■ Your instructions
When a record holds a picture, leave the picture out and copy everything else exactly.

__________

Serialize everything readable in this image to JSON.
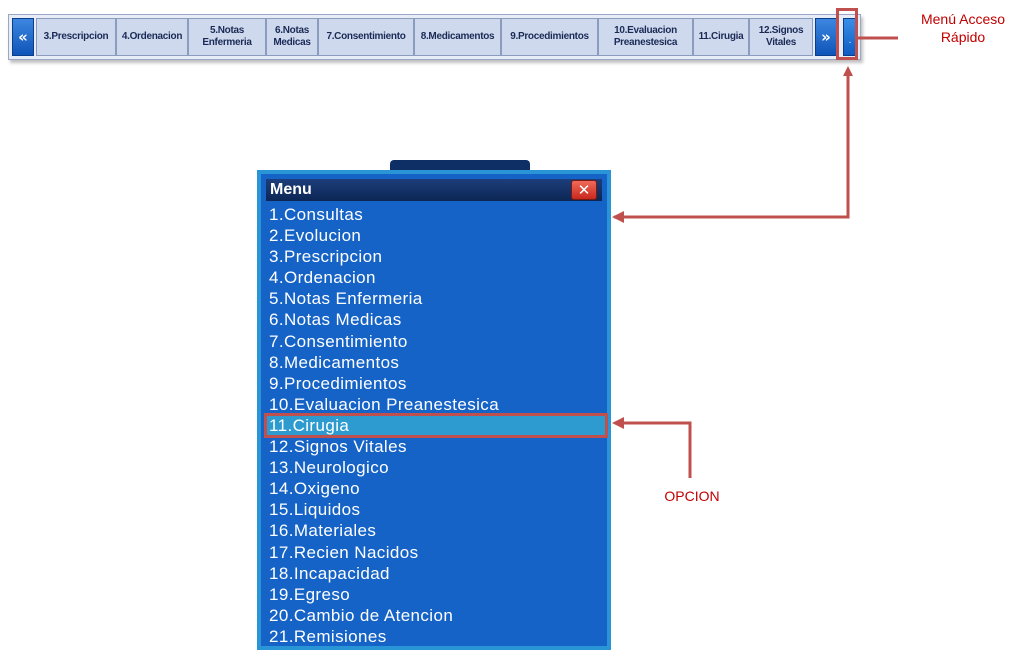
{
  "tabbar": {
    "prev_label": "«",
    "next_label": "»",
    "quick_menu_label": ".",
    "tabs": [
      {
        "label": "3.Prescripcion"
      },
      {
        "label": "4.Ordenacion"
      },
      {
        "label": "5.Notas\nEnfermeria"
      },
      {
        "label": "6.Notas\nMedicas"
      },
      {
        "label": "7.Consentimiento"
      },
      {
        "label": "8.Medicamentos"
      },
      {
        "label": "9.Procedimientos"
      },
      {
        "label": "10.Evaluacion\nPreanestesica"
      },
      {
        "label": "11.Cirugia"
      },
      {
        "label": "12.Signos\nVitales"
      }
    ]
  },
  "annotations": {
    "quick_access_label": "Menú Acceso\nRápido",
    "option_label": "OPCION",
    "color": "#c0504d"
  },
  "menu": {
    "title": "Menu",
    "close_label": "✕",
    "selected_index": 10,
    "items": [
      {
        "label": "1.Consultas"
      },
      {
        "label": "2.Evolucion"
      },
      {
        "label": "3.Prescripcion"
      },
      {
        "label": "4.Ordenacion"
      },
      {
        "label": "5.Notas Enfermeria"
      },
      {
        "label": "6.Notas Medicas"
      },
      {
        "label": "7.Consentimiento"
      },
      {
        "label": "8.Medicamentos"
      },
      {
        "label": "9.Procedimientos"
      },
      {
        "label": "10.Evaluacion Preanestesica"
      },
      {
        "label": "11.Cirugia"
      },
      {
        "label": "12.Signos Vitales"
      },
      {
        "label": "13.Neurologico"
      },
      {
        "label": "14.Oxigeno"
      },
      {
        "label": "15.Liquidos"
      },
      {
        "label": "16.Materiales"
      },
      {
        "label": "17.Recien Nacidos"
      },
      {
        "label": "18.Incapacidad"
      },
      {
        "label": "19.Egreso"
      },
      {
        "label": "20.Cambio de Atencion"
      },
      {
        "label": "21.Remisiones"
      }
    ]
  },
  "colors": {
    "menu_bg": "#1563c6",
    "menu_border": "#2a95d6",
    "menu_header": "#0c2654",
    "tab_bg": "#cfd9ee",
    "nav_button": "#0f55b8",
    "annotation_red": "#c0504d"
  }
}
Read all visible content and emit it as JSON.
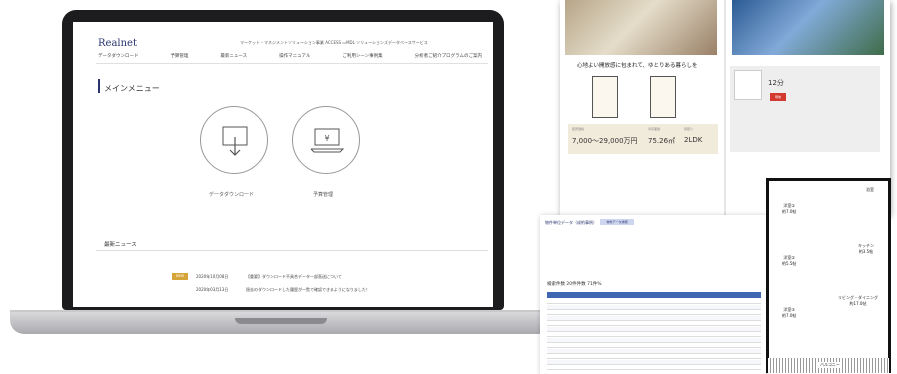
{
  "app": {
    "logo": "Realnet",
    "top_links": "マーケット・マネジメントソリューション事業 ACCESS  ▭MDL ソリューションズデータベースサービス",
    "nav": [
      "データダウンロード",
      "予算管理",
      "最新ニュース",
      "操作マニュアル",
      "ご利用シーン事例集",
      "分析者ご紹介プログラムのご案内"
    ],
    "menu_title": "メインメニュー",
    "menu_items": [
      {
        "label": "データダウンロード",
        "icon": "download-icon"
      },
      {
        "label": "予算管理",
        "icon": "budget-laptop-icon"
      }
    ],
    "news_title": "最新ニュース",
    "news": [
      {
        "tag": "NEW",
        "date": "2020年10月08日",
        "text": "【重要】ダウンロード不具合データ一部直送について"
      },
      {
        "tag": "",
        "date": "2020年03月13日",
        "text": "過去のダウンロードした履歴が一覧で確認できるようになりました！"
      }
    ]
  },
  "brochure": {
    "caption": "心地よい開放感に包まれて、ゆとりある暮らしを",
    "price_label": "販売価格",
    "price": "7,000〜29,000万円",
    "area_label": "専有面積",
    "area": "75.26㎡",
    "layout_label": "間取り",
    "layout": "2LDK",
    "station_badge": "12分",
    "map_pin": "現地"
  },
  "report": {
    "title": "物件単位データ（成約事例）",
    "badge": "物件データ詳細",
    "total": "検索件数 20件件数 71件%"
  },
  "floorplan": {
    "rooms": [
      {
        "name": "洋室①",
        "size": "約7.0帖"
      },
      {
        "name": "洋室②",
        "size": "約5.5帖"
      },
      {
        "name": "洋室③",
        "size": "約7.0帖"
      },
      {
        "name": "キッチン",
        "size": "約3.5帖"
      },
      {
        "name": "リビング・ダイニング",
        "size": "約17.0帖"
      },
      {
        "name": "浴室",
        "size": "1418"
      }
    ],
    "balcony": "バルコニー"
  },
  "colors": {
    "brand": "#2a3570",
    "accent": "#d6a53a",
    "table_header": "#3e66b3",
    "pin": "#d3392f"
  }
}
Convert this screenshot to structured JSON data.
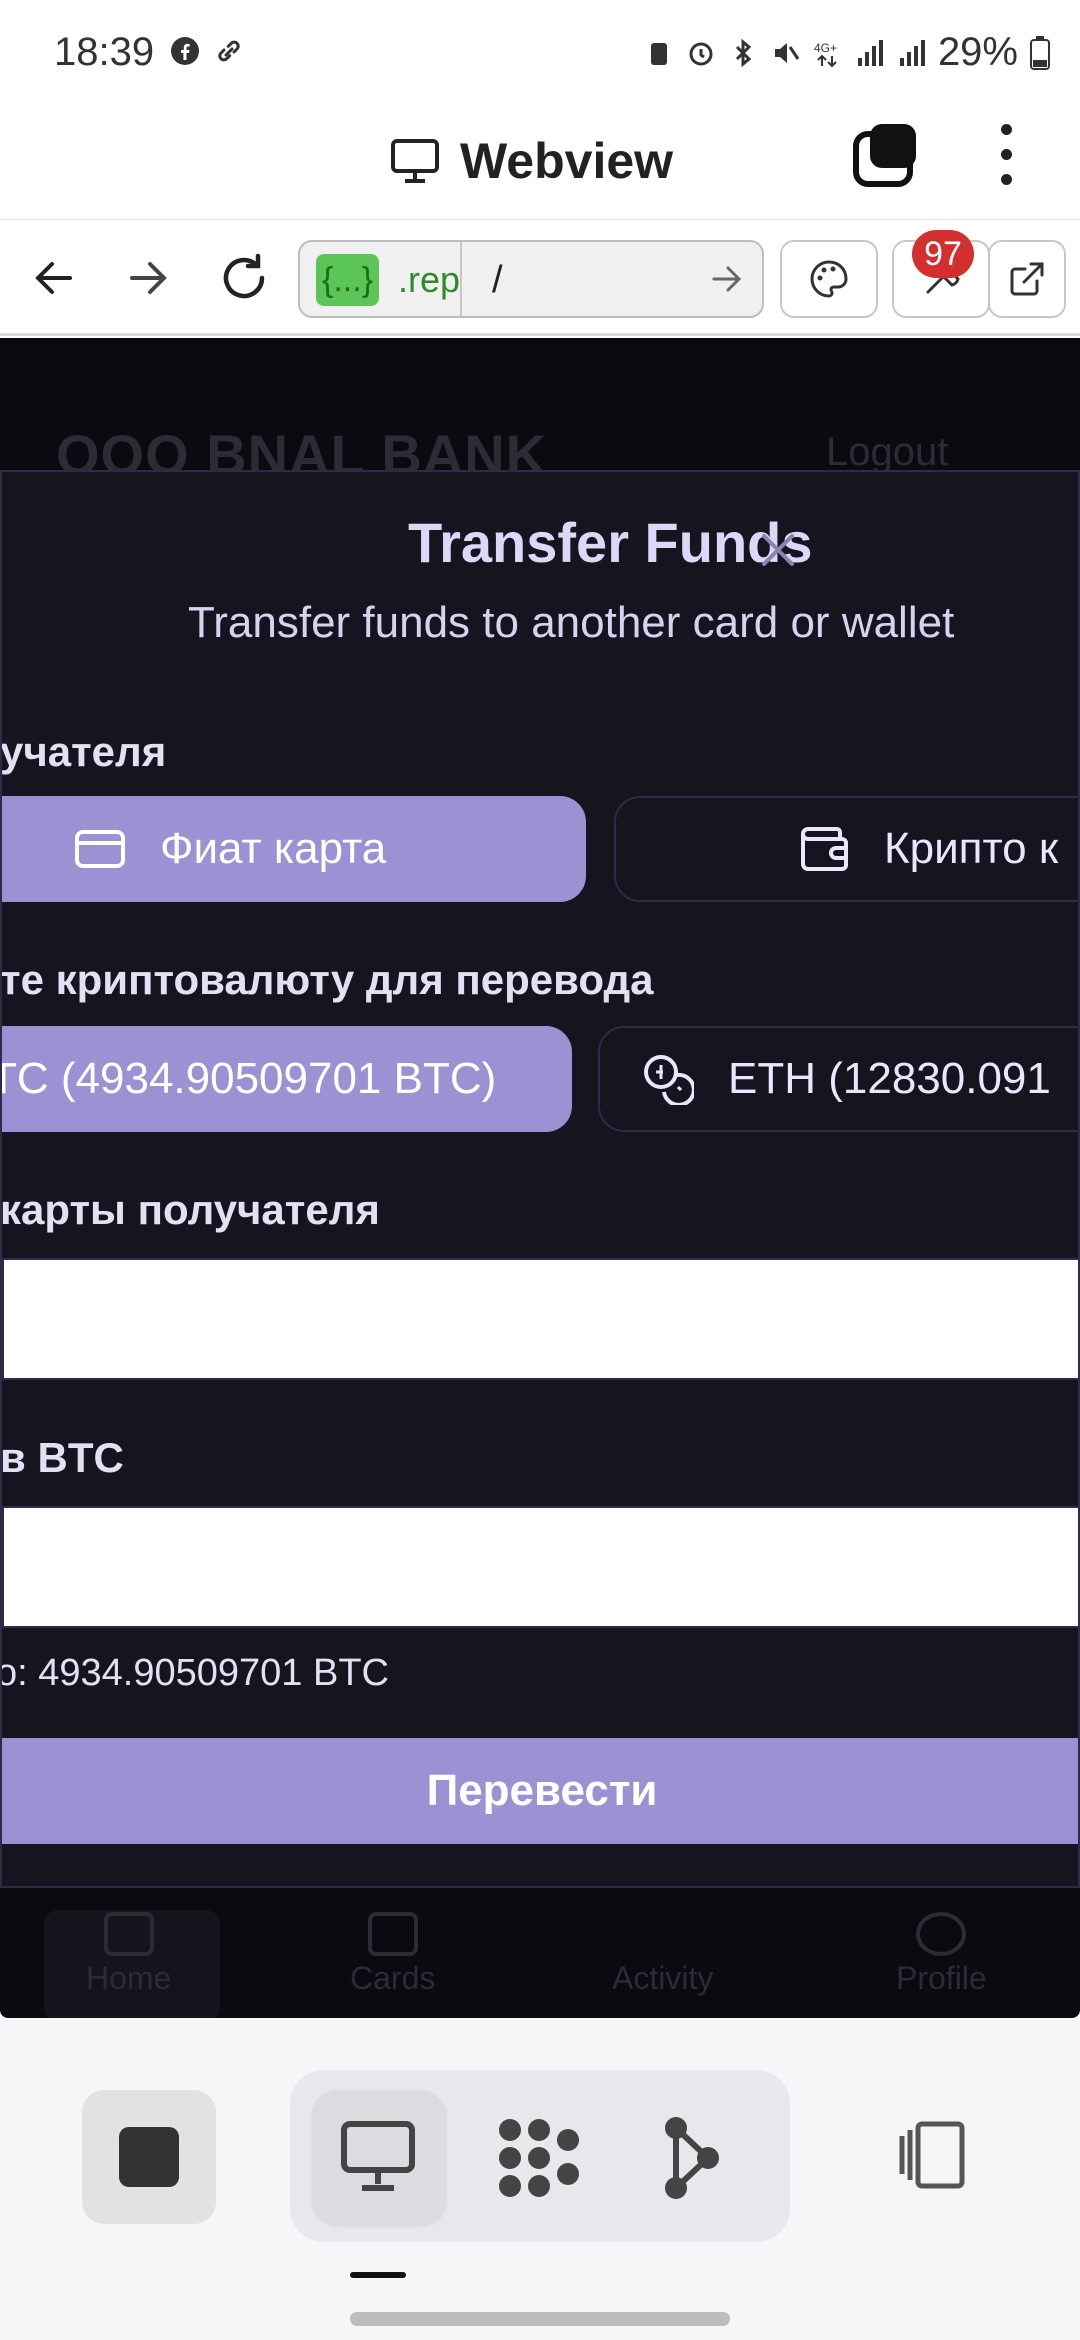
{
  "status_bar": {
    "time": "18:39",
    "battery": "29%",
    "net": "4G+"
  },
  "header": {
    "title": "Webview",
    "icons": [
      "monitor-icon",
      "tabs-icon",
      "kebab-menu-icon"
    ]
  },
  "browser": {
    "url_badge": "{...}",
    "url_domain": ".rep",
    "url_path": "/",
    "extensions_badge": "97"
  },
  "background_page": {
    "bank_name": "ООО BNAL BANK",
    "logout": "Logout",
    "nav": [
      "Home",
      "Cards",
      "Activity",
      "Profile"
    ]
  },
  "modal": {
    "title": "Transfer Funds",
    "subtitle": "Transfer funds to another card or wallet",
    "recipient_type_label": "учателя",
    "recipient_options": [
      "Фиат карта",
      "Крипто к"
    ],
    "crypto_label": "те криптовалюту для перевода",
    "crypto_options": [
      "ТС (4934.90509701 BTC)",
      "ETH (12830.091"
    ],
    "card_label": "карты получателя",
    "card_value": "",
    "amount_label": "в BTC",
    "amount_value": "",
    "available": "о: 4934.90509701 BTC",
    "submit": "Перевести"
  },
  "colors": {
    "accent": "#9b91d3",
    "modal_bg": "#16141f",
    "page_bg": "#0b0a10"
  }
}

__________

■ Response below
Serialize everything readable in this image to JSON.
{
  "tabbar": {
    "prev_label": "«",
    "next_label": "»",
    "quick_menu_label": ".",
    "tabs": [
      {
        "label": "3.Prescripcion"
      },
      {
        "label": "4.Ordenacion"
      },
      {
        "label": "5.Notas\nEnfermeria"
      },
      {
        "label": "6.Notas\nMedicas"
      },
      {
        "label": "7.Consentimiento"
      },
      {
        "label": "8.Medicamentos"
      },
      {
        "label": "9.Procedimientos"
      },
      {
        "label": "10.Evaluacion\nPreanestesica"
      },
      {
        "label": "11.Cirugia"
      },
      {
        "label": "12.Signos\nVitales"
      }
    ]
  },
  "annotations": {
    "quick_access_label": "Menú Acceso\nRápido",
    "option_label": "OPCION",
    "color": "#c0504d"
  },
  "menu": {
    "title": "Menu",
    "close_label": "✕",
    "selected_index": 10,
    "items": [
      {
        "label": "1.Consultas"
      },
      {
        "label": "2.Evolucion"
      },
      {
        "label": "3.Prescripcion"
      },
      {
        "label": "4.Ordenacion"
      },
      {
        "label": "5.Notas Enfermeria"
      },
      {
        "label": "6.Notas Medicas"
      },
      {
        "label": "7.Consentimiento"
      },
      {
        "label": "8.Medicamentos"
      },
      {
        "label": "9.Procedimientos"
      },
      {
        "label": "10.Evaluacion Preanestesica"
      },
      {
        "label": "11.Cirugia"
      },
      {
        "label": "12.Signos Vitales"
      },
      {
        "label": "13.Neurologico"
      },
      {
        "label": "14.Oxigeno"
      },
      {
        "label": "15.Liquidos"
      },
      {
        "label": "16.Materiales"
      },
      {
        "label": "17.Recien Nacidos"
      },
      {
        "label": "18.Incapacidad"
      },
      {
        "label": "19.Egreso"
      },
      {
        "label": "20.Cambio de Atencion"
      },
      {
        "label": "21.Remisiones"
      }
    ]
  },
  "colors": {
    "menu_bg": "#1563c6",
    "menu_border": "#2a95d6",
    "menu_header": "#0c2654",
    "tab_bg": "#cfd9ee",
    "nav_button": "#0f55b8",
    "annotation_red": "#c0504d"
  }
}
Read all visible content and emit it as JSON.
{
  "app": {
    "logo": "Realnet",
    "top_links": "マーケット・マネジメントソリューション事業 ACCESS  ▭MDL ソリューションズデータベースサービス",
    "nav": [
      "データダウンロード",
      "予算管理",
      "最新ニュース",
      "操作マニュアル",
      "ご利用シーン事例集",
      "分析者ご紹介プログラムのご案内"
    ],
    "menu_title": "メインメニュー",
    "menu_items": [
      {
        "label": "データダウンロード",
        "icon": "download-icon"
      },
      {
        "label": "予算管理",
        "icon": "budget-laptop-icon"
      }
    ],
    "news_title": "最新ニュース",
    "news": [
      {
        "tag": "NEW",
        "date": "2020年10月08日",
        "text": "【重要】ダウンロード不具合データ一部直送について"
      },
      {
        "tag": "",
        "date": "2020年03月13日",
        "text": "過去のダウンロードした履歴が一覧で確認できるようになりました！"
      }
    ]
  },
  "brochure": {
    "caption": "心地よい開放感に包まれて、ゆとりある暮らしを",
    "price_label": "販売価格",
    "price": "7,000〜29,000万円",
    "area_label": "専有面積",
    "area": "75.26㎡",
    "layout_label": "間取り",
    "layout": "2LDK",
    "station_badge": "12分",
    "map_pin": "現地"
  },
  "report": {
    "title": "物件単位データ（成約事例）",
    "badge": "物件データ詳細",
    "total": "検索件数 20件件数 71件%"
  },
  "floorplan": {
    "rooms": [
      {
        "name": "洋室①",
        "size": "約7.0帖"
      },
      {
        "name": "洋室②",
        "size": "約5.5帖"
      },
      {
        "name": "洋室③",
        "size": "約7.0帖"
      },
      {
        "name": "キッチン",
        "size": "約3.5帖"
      },
      {
        "name": "リビング・ダイニング",
        "size": "約17.0帖"
      },
      {
        "name": "浴室",
        "size": "1418"
      }
    ],
    "balcony": "バルコニー"
  },
  "colors": {
    "brand": "#2a3570",
    "accent": "#d6a53a",
    "table_header": "#3e66b3",
    "pin": "#d3392f"
  }
}
Convert this screenshot to structured JSON data.
{
  "status_bar": {
    "time": "18:39",
    "battery": "29%",
    "net": "4G+"
  },
  "header": {
    "title": "Webview",
    "icons": [
      "monitor-icon",
      "tabs-icon",
      "kebab-menu-icon"
    ]
  },
  "browser": {
    "url_badge": "{...}",
    "url_domain": ".rep",
    "url_path": "/",
    "extensions_badge": "97"
  },
  "background_page": {
    "bank_name": "ООО BNAL BANK",
    "logout": "Logout",
    "nav": [
      "Home",
      "Cards",
      "Activity",
      "Profile"
    ]
  },
  "modal": {
    "title": "Transfer Funds",
    "subtitle": "Transfer funds to another card or wallet",
    "recipient_type_label": "учателя",
    "recipient_options": [
      "Фиат карта",
      "Крипто к"
    ],
    "crypto_label": "те криптовалюту для перевода",
    "crypto_options": [
      "ТС (4934.90509701 BTC)",
      "ETH (12830.091"
    ],
    "card_label": "карты получателя",
    "card_value": "",
    "amount_label": "в BTC",
    "amount_value": "",
    "available": "о: 4934.90509701 BTC",
    "submit": "Перевести"
  },
  "colors": {
    "accent": "#9b91d3",
    "modal_bg": "#16141f",
    "page_bg": "#0b0a10"
  }
}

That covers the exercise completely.